A Financial Times journalist was killed by a crocodile while washing his hands at a lagoon in Sri Lanka during a holiday with pals.
Paul McClean, 25, an Oxford University graduate, is understood to have wandered away from his group of friends to find a toilet when he was attacked.
The British victim, from Surrey, was seen “waving his hands in the air” in desperation before being dragged under water at a lagoon called Crocodile Rock near Arugam Bay.
McClean graduated from Oxford with a First Class Honors degree in French in 2015 before joining the Financial Times later that year.
He had covered Brexit and the EU for the newspaper and had recently returned to London after living in Brussels for a couple of months.
The lagoon, known to be crawling with crocodiles, is yards away from popular surf spot Elephant Rock near Arugam Bay on the southeast coast.
Sri Lankan police and the army are said to be searching the shore surrounding the area.
Locals claimed the victim had been staying at the East Beach Surf Resort – located just minutes away from the surfing area he went missing from.

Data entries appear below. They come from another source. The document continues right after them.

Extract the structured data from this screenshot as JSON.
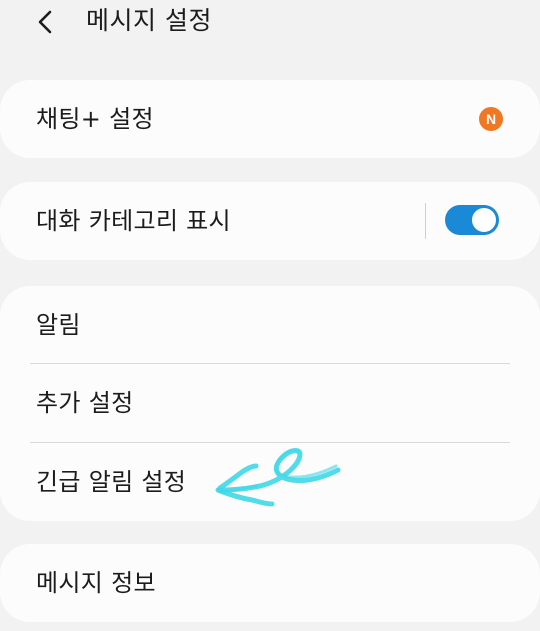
{
  "header": {
    "title": "메시지 설정",
    "back_icon": "chevron-left-icon"
  },
  "items": {
    "chat_plus": {
      "label": "채팅+ 설정",
      "badge": "N",
      "badge_color": "#f07823"
    },
    "category": {
      "label": "대화 카테고리 표시",
      "toggle_on": true,
      "toggle_color": "#1a8ad6"
    },
    "notifications": {
      "label": "알림"
    },
    "more_settings": {
      "label": "추가 설정"
    },
    "emergency": {
      "label": "긴급 알림 설정"
    },
    "info": {
      "label": "메시지 정보"
    }
  },
  "annotation": {
    "type": "hand-drawn-arrow",
    "color": "#3fd7e6"
  }
}
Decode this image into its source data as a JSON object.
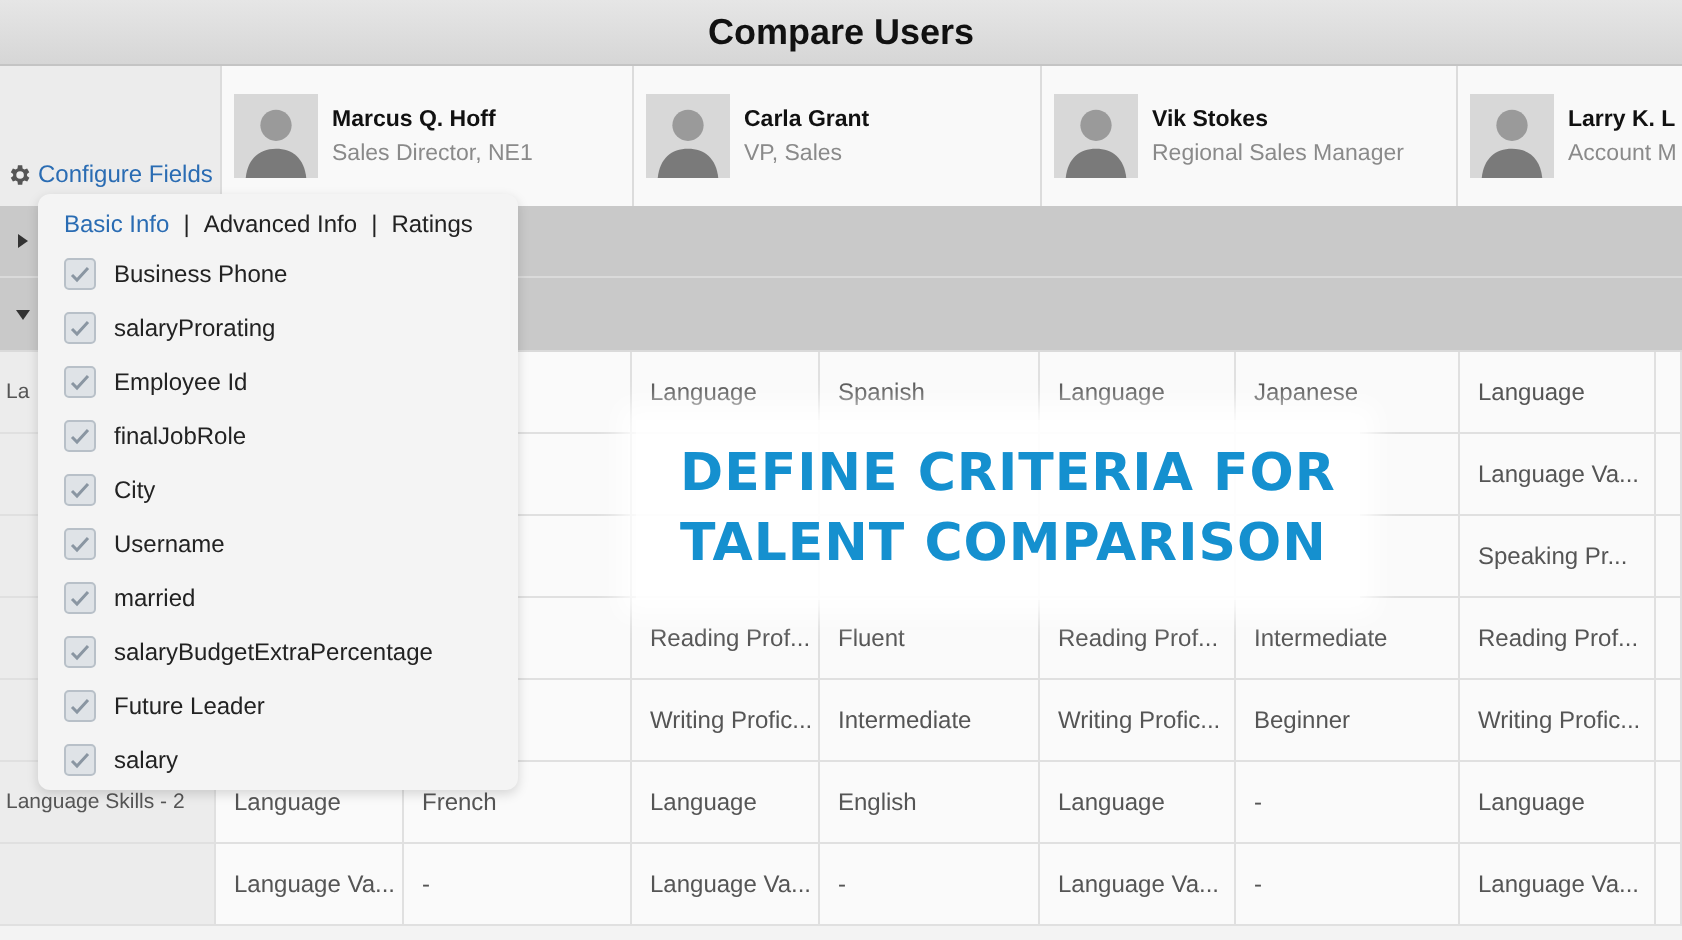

Fawas Lafeer, owner of Safa Surf School, located up the coast from where the incident happened, said: “A local fisherman witnessed a man being dragged into a river, set back from the beach, by a crocodile. The fisherman was on the opposite side of the river and downstream of the incident location.”
He added:“This is the first known crocodile attack in Sri Lanka. Both tourists and locals surf at Elephant Rock, which is a beautiful secluded beach and very safe.
“Crocodiles in Sri Lanka live only in the fresh, back waters of the jungle. It is almost unheard of for them to come close to the beach. The salt water actually turns them blind.
“Local search and rescue teams are working alongside the police and British Embassy in attempt to locate the man’s body.”
Meanwhile, a Scottish tourist, who wishes to remain anonymous, said: “A British tourist was at a surf spot called Elephant rock.
“There’s a lagoon right next to the sea. He went to the toilet next to the lagoon and was grabbed by a crocodile.
“There are lots in the lagoon. People last saw his arms in the air in the water and then was grabbed under. I was there but didn’t see it happen though. Horrible.
“They are searching for a body but haven’t found anything yet.
“The army were down and there are people out on boats checking the shore because crocodiles won’t eat anything in water – they will take it on to dry land to eat prey.”
He said some locals had discussed the possibility that he may have fallen into the lagoon because of quicksand.
“They are 90 per cent sure it was a crocodile but a couple of the guys said there was quicksand in the lagoon,” the tourist said.
“A few people that knew the guy were just on the ground, I didn’t get that close but they all just seemed in shock and not saying much.
“There were a large crowd of Sri Lankan men surrounding them and they had bits of paper.”
Sean Carroll, from New South Wales, Australia, wrote on Facebook: “A croc just took a tourist bloke in Sri Lanka.
“He was walking on a beach where a small river meets the sea, it’s named Crocodile Rock for that reason obviously.
“He still hasn’t been retrieved from river. Heavy.
“I’m sure he was close to the river for it to take him. Police looking and army too.”
There are two different kinds of crocodile that live in Sri Lanka, the Marsh, or “mugger”, crocodile and the saltwater crocodile.
One local from Panama village, 10km from Crocodile Rock, heard about the horrifying attack from his friends.
He told SunOnline: “A British guy fell in the lagoon. There are lots of police searching the area.
“It is a very dangerous place to swim, there have been lots of attacks.”
In April of this year, a 13-year-old girl was attacked and dragged away by a crocodile while she was enjoying a day out with her family at Pulnewa Lake, in Galnewa.
The girl was reported missing by her family, who said they saw her being dragged into the water by the large reptile.
And in July 2016, a 60-year-old Sri Lankan man was also killed in a crocodile attack.
He had been fishing in the Paayindan River in Sammanthurai when he was attacked.
A colleague said: “We’re all totally stunned. He was a great kid, super bright. It’s an absolute tragedy.”